Free-breathing three-dimensional whole-heart coronary MRI is a noninvasive alternative to X-ray coronary angiography. However, the existing navigator-gated approaches do not meet the requirements of clinical practice, as they perform with suboptimal accuracy and require prolonged acquisition times. Self-navigated techniques, applied to bright-blood imaging sequences, promise to detect the position of the blood pool directly in the readouts acquired for imaging. Hence, the respiratory displacement of the heart can be calculated and used for motion correction with high accuracy and 100% scan efficiency. However, additional bright signal from the chest wall, spine, arms, and liver can render the isolation of the blood pool impossible. In this work, an innovative method based on a targeted combination of the output signals of an anterior phased-array surface coil is implemented to efficiently suppress such additional bright signal. Furthermore, an algorithm for the automatic segmentation of the blood pool is proposed. Robust self-navigation is achieved by cross-correlation. These improvements were integrated into a three-dimensional radial whole-heart coronary MRI sequence and were compared with navigator-gated imaging in vivo. Self-navigation was successful in all cases and the acquisition time was reduced up to 63%. Equivalent or slightly superior image quality, vessel length, and sharpness were achieved. Magn Reson Med, 2012. © 2011 Wiley Periodicals, Inc. Copyright © 2011 Wiley Periodicals, Inc.


PubMed | Cardiovascular MR Unit
Type: Comparative Study | Journal: Magnetic resonance in medicine | Year: 2013

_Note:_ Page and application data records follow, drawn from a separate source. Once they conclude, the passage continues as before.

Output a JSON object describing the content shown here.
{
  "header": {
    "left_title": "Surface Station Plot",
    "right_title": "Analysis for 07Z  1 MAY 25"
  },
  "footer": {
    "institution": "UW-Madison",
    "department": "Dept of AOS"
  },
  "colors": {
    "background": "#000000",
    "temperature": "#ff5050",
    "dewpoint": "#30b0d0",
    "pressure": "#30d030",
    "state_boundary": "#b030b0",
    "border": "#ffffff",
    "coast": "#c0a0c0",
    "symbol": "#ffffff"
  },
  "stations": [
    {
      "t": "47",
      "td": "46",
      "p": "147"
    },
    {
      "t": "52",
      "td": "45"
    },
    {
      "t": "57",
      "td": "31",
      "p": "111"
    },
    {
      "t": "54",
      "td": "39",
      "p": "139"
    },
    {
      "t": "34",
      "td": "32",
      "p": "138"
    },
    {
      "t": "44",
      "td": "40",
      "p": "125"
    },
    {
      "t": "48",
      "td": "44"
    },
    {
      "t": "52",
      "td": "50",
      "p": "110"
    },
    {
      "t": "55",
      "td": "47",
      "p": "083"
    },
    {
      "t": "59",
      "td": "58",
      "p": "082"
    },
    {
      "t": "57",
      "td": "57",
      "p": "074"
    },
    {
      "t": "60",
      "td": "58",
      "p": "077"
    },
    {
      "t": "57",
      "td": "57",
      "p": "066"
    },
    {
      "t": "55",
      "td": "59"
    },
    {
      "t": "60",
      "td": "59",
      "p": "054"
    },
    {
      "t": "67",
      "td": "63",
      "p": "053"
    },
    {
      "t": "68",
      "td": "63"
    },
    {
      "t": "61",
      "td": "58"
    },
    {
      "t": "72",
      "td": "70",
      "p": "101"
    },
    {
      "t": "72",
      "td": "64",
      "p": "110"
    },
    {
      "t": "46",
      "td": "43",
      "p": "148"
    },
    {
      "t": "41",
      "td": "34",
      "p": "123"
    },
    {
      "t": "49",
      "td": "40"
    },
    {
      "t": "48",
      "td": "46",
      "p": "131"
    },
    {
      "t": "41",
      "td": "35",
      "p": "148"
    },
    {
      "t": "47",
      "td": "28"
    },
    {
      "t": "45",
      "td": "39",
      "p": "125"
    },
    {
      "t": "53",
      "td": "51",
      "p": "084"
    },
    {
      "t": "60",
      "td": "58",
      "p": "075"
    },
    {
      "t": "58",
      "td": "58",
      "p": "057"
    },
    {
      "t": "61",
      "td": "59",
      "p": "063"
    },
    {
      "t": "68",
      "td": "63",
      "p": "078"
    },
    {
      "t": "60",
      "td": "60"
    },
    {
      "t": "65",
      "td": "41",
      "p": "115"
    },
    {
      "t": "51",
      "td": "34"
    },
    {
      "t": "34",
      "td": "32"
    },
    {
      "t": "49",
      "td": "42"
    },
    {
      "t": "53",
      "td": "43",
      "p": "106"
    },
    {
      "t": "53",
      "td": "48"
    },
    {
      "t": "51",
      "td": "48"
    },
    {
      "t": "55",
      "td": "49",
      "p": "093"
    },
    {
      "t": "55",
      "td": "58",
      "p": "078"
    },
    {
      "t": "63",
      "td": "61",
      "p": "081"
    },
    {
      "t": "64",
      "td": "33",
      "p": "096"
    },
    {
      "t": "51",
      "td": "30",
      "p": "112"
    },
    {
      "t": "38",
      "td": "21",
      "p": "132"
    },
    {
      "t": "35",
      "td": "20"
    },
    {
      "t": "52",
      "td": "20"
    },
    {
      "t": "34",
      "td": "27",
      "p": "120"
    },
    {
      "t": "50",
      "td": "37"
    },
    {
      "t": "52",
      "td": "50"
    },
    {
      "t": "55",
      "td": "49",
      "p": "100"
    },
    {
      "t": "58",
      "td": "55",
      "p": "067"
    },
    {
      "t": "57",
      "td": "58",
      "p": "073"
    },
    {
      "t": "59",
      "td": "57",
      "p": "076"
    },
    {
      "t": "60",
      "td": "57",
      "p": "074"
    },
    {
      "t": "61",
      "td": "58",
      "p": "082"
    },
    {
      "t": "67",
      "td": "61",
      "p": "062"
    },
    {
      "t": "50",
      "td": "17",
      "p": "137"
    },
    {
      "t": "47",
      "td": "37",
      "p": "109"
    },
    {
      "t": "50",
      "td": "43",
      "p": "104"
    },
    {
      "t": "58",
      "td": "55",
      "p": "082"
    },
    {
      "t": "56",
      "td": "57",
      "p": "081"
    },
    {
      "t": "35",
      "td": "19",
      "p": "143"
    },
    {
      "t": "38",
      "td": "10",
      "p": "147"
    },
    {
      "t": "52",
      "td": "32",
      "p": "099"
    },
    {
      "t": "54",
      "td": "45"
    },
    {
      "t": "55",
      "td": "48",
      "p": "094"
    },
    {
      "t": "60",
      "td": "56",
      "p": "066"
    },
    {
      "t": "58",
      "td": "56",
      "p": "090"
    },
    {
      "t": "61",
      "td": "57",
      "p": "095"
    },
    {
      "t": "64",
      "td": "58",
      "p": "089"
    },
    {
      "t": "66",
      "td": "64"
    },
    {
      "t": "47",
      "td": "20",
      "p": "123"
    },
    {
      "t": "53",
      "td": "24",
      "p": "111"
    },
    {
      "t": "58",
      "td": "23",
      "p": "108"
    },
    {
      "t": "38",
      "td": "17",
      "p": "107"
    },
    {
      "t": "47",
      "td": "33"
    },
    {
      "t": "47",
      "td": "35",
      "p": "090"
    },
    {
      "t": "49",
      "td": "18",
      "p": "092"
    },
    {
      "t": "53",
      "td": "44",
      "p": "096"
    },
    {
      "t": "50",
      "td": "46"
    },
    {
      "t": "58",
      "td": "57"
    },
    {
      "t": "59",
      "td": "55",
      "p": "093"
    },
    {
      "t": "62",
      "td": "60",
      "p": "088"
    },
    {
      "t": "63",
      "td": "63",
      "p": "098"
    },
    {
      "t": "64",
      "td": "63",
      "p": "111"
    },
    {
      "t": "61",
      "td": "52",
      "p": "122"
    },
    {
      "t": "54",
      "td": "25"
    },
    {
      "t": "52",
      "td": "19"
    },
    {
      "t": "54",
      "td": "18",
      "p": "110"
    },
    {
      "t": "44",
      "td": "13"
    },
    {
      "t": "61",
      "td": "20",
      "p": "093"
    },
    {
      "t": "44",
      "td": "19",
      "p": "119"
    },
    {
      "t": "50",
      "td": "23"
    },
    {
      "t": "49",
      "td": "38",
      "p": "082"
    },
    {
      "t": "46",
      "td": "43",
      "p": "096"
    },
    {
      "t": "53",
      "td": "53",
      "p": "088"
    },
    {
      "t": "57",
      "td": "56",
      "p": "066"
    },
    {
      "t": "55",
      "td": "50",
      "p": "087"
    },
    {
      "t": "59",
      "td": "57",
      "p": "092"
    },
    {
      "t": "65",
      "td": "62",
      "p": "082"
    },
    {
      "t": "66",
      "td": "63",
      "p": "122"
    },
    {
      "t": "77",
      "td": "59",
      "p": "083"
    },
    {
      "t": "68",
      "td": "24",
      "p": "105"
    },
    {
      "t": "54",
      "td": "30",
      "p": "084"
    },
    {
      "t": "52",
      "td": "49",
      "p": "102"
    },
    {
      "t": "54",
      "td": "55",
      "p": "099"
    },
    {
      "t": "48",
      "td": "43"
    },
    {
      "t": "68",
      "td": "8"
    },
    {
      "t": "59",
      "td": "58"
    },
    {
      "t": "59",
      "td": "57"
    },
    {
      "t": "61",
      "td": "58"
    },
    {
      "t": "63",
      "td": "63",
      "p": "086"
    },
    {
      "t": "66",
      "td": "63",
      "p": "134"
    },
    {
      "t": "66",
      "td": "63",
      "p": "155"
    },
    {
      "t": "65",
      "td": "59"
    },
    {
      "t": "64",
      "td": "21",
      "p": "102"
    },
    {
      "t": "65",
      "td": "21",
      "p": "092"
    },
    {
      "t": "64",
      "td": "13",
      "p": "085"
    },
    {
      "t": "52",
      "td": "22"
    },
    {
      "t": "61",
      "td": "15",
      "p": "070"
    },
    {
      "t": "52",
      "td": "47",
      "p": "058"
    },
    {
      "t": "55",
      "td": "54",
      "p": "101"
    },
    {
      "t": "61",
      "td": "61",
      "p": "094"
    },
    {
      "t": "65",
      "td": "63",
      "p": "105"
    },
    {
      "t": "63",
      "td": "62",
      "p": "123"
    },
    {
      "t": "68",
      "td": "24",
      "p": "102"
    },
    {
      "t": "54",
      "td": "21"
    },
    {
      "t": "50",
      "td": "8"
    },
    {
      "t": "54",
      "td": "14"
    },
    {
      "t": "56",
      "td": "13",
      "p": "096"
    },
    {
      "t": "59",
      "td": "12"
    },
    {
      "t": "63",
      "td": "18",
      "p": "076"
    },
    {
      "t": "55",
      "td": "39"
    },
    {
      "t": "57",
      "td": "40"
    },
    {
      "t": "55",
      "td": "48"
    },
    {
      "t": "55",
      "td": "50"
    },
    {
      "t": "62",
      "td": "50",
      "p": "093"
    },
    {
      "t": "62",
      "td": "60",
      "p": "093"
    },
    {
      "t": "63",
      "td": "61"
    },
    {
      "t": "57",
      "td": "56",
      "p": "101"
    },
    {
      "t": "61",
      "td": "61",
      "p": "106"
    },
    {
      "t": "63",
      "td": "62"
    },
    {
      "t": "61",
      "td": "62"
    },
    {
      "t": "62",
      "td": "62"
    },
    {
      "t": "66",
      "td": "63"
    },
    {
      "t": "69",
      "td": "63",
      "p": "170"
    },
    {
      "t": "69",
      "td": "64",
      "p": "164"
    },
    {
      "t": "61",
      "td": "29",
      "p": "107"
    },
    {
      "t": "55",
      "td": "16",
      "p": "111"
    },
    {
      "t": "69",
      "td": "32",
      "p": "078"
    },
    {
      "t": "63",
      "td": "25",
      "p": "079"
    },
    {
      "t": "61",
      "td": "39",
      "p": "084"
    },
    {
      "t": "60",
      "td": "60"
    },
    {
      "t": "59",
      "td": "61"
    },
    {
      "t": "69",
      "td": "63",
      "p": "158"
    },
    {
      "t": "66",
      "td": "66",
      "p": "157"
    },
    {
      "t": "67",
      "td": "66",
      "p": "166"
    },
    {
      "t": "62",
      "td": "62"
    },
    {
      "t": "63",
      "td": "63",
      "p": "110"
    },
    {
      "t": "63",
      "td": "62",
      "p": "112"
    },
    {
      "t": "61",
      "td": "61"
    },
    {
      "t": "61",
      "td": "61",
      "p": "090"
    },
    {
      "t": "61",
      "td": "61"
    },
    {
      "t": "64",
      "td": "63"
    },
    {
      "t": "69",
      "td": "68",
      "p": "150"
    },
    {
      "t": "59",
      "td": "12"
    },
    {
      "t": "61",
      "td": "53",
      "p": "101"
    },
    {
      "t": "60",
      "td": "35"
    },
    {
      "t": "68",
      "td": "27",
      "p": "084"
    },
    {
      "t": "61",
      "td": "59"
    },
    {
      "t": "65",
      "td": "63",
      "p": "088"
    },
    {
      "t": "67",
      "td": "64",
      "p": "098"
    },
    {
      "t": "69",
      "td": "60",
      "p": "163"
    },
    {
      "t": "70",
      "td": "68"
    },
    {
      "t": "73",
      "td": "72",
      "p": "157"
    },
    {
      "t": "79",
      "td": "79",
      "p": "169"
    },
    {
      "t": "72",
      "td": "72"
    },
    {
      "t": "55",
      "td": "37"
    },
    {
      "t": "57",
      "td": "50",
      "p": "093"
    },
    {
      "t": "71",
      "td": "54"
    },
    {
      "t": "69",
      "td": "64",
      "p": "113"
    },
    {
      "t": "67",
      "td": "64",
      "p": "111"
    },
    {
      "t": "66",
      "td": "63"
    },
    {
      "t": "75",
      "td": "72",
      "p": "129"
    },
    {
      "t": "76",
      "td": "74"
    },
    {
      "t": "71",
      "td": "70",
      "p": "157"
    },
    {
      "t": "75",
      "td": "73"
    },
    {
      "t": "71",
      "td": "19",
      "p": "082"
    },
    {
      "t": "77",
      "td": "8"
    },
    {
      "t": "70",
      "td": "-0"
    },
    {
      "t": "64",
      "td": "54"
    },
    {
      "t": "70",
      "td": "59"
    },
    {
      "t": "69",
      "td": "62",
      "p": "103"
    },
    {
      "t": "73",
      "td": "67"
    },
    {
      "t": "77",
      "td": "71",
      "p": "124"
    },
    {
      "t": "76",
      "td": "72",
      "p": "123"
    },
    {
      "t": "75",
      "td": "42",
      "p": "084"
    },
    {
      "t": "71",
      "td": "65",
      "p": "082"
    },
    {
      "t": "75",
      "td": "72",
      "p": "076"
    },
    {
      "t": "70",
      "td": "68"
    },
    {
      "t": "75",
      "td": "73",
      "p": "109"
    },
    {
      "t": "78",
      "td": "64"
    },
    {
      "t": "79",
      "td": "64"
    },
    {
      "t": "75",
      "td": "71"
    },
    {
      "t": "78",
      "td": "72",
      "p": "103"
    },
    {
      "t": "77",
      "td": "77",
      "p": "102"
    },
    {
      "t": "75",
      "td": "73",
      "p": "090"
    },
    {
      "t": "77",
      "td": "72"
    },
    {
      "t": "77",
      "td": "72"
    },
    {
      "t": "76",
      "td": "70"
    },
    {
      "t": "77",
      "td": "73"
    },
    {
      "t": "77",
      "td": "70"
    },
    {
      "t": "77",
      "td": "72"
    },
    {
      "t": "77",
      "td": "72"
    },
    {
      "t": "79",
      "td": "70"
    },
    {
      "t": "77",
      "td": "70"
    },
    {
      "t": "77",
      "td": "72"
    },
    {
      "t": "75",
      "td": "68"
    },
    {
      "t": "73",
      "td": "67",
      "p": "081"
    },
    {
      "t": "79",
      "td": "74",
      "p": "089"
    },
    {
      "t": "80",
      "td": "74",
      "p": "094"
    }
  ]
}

The aim of this study was to implement a quantitative in vivo cardiac diffusion tensor imaging (DTI) technique that was robust, reproducible, and feasible to perform in patients with cardiovascular disease. A stimulated-echo single-shot echo-planar imaging (EPI) sequence with zonal excitation and parallel imaging was implemented, together with a novel modification of the prospective navigator (NAV) technique combined with a biofeedback mechanism. Ten volunteers were scanned on two different days, each time with both multiple breath-hold (MBH) and NAV multislice protocols. Fractional anisotropy (FA), mean diffusivity (MD), and helix angle (HA) fiber maps were created. Comparison of initial and repeat scans showed good reproducibility for both MBH and NAV techniques for FA (P > 0.22), MD (P > 0.15), and HA (P > 0.28). Comparison of MBH and NAV FA (FAMBHday1 = 0.60 0.04, FANAVday1 = 0.60 0.03, P = 0.57) and MD (MDMBHday1 = 0.8 0.2 10(-3) mm(2) /s, MDNAVday1 = 0.9 0.2 10(-3) mm(2) /s, P = 0.07) values showed no significant differences, while HA values (HAMBHday1Endo = 22 10, HAMBHday1Mid-Endo = 20 6, HAMBHday1Mid-Epi = -1 6, HAMBHday1Epi = -17 6, HANAVday1Endo = 7 7, HANAVday1Mid-Endo = 13 8, HANAVday1Mid-Epi = -2 7, HANAVday1Epi = -14 6) were significantly different. The scan duration was 20% longer with the NAV approach. Currently, the MBH approach is the more robust in normal volunteers. While the NAV technique still requires resolution of some bulk motion sensitivity issues, these preliminary experiments show its potential for in vivo clinical cardiac diffusion tensor imaging and for delivering high-resolution in vivo 3D DTI tractography of the heart.

Loading Cardiovascular MR Unit collaborators
Loading Cardiovascular MR Unit collaborators